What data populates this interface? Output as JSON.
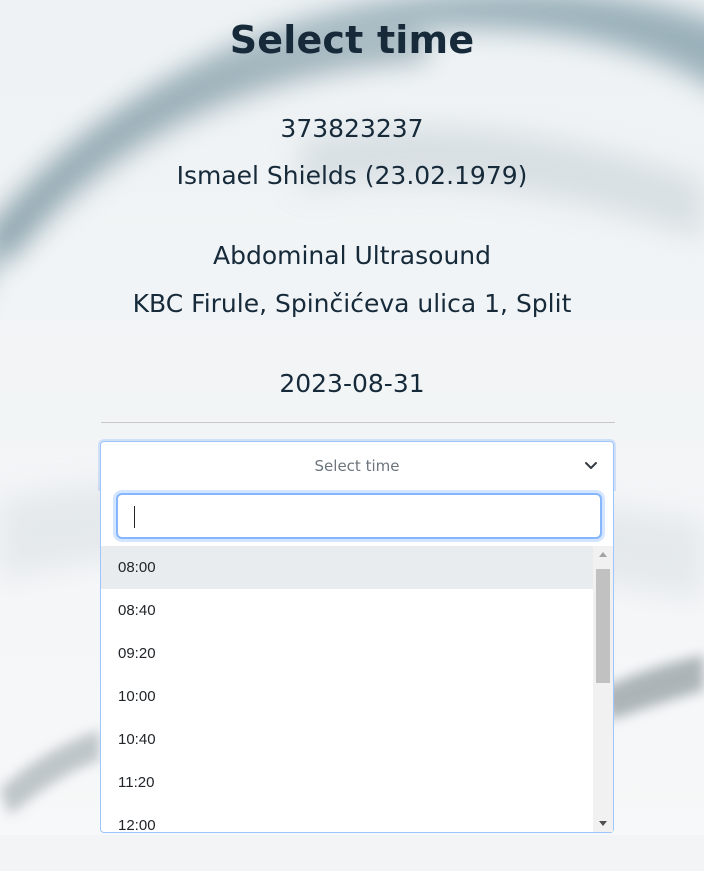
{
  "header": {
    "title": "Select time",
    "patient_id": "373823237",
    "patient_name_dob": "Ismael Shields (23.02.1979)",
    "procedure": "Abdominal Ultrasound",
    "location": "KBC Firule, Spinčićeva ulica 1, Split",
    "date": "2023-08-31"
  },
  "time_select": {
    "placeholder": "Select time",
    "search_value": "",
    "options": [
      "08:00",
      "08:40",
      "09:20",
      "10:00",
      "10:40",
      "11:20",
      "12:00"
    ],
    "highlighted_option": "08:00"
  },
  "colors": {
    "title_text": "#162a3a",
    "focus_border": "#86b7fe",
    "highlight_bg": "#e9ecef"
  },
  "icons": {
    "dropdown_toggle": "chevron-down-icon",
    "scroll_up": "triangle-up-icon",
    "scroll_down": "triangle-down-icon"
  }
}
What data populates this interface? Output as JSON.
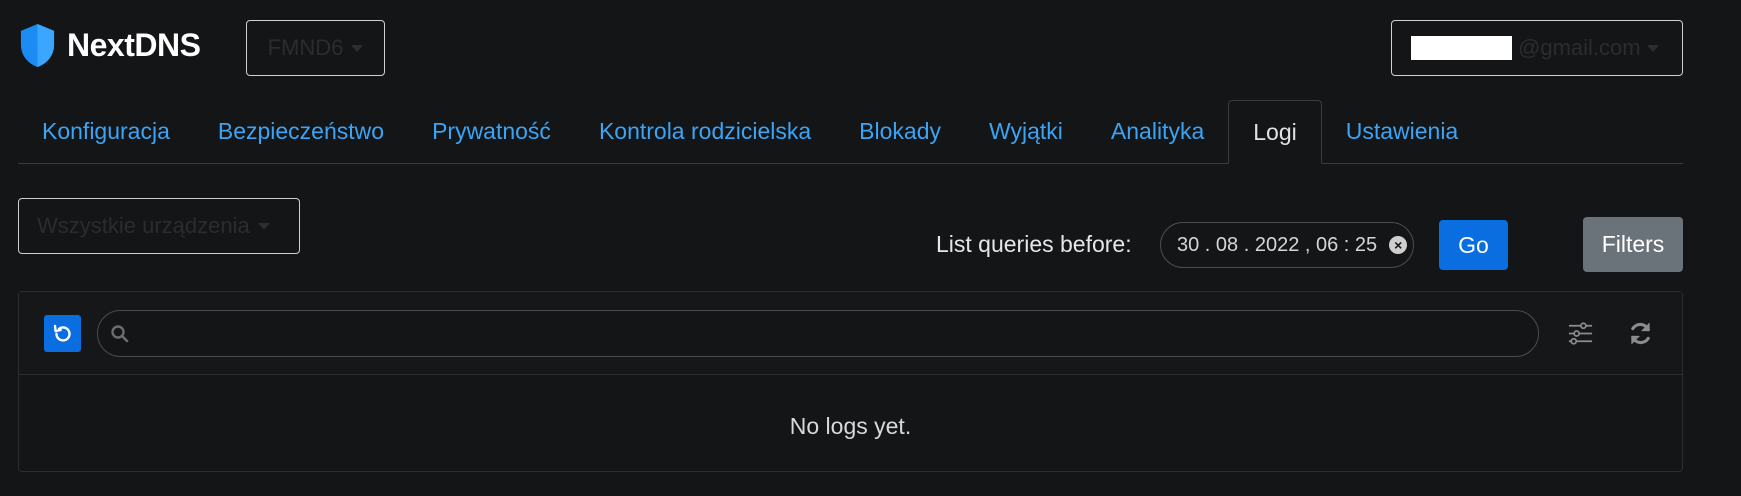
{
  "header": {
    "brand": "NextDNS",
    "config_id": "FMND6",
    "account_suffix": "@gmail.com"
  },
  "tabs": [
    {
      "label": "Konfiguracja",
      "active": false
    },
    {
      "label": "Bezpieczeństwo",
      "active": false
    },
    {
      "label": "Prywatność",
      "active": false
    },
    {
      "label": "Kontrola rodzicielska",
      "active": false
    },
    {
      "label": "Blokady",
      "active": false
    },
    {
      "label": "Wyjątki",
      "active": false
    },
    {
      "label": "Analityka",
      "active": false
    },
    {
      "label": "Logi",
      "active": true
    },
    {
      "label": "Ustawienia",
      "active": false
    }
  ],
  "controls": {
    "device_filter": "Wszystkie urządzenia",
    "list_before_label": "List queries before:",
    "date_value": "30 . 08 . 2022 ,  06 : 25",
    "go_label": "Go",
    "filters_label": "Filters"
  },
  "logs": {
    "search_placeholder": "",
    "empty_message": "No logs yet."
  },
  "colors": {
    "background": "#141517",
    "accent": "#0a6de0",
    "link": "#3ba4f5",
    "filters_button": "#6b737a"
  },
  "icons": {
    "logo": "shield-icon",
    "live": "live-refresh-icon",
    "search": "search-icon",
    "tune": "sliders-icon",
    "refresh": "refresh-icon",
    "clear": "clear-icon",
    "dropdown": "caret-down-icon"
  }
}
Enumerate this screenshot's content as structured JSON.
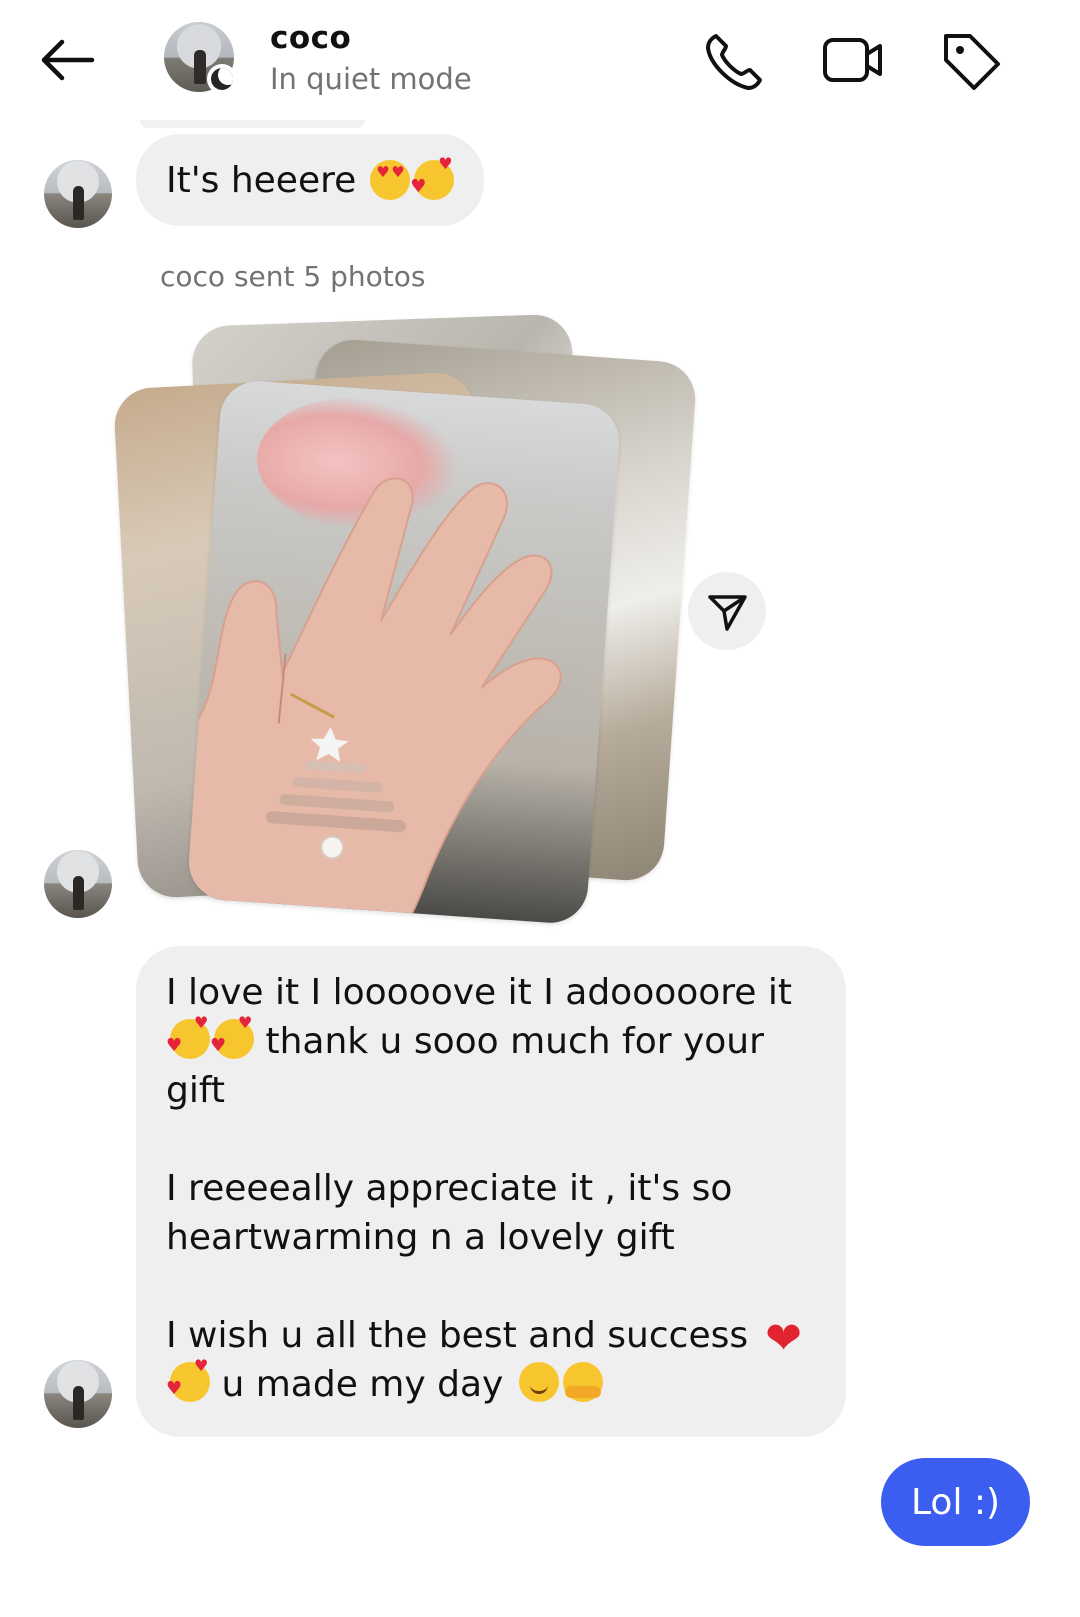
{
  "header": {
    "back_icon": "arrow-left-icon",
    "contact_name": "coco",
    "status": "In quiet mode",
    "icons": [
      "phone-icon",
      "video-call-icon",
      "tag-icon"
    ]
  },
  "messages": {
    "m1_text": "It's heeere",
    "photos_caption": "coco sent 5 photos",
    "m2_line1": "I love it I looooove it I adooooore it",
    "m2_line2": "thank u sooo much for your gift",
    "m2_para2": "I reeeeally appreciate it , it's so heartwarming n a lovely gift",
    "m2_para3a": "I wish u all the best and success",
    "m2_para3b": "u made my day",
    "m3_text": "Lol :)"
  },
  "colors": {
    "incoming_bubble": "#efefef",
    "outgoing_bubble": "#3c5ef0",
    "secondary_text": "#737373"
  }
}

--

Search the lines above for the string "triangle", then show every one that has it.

(SOLUTION TO THIS PROBLEM):
    "scroll_up": "triangle-up-icon",
    "scroll_down": "triangle-down-icon"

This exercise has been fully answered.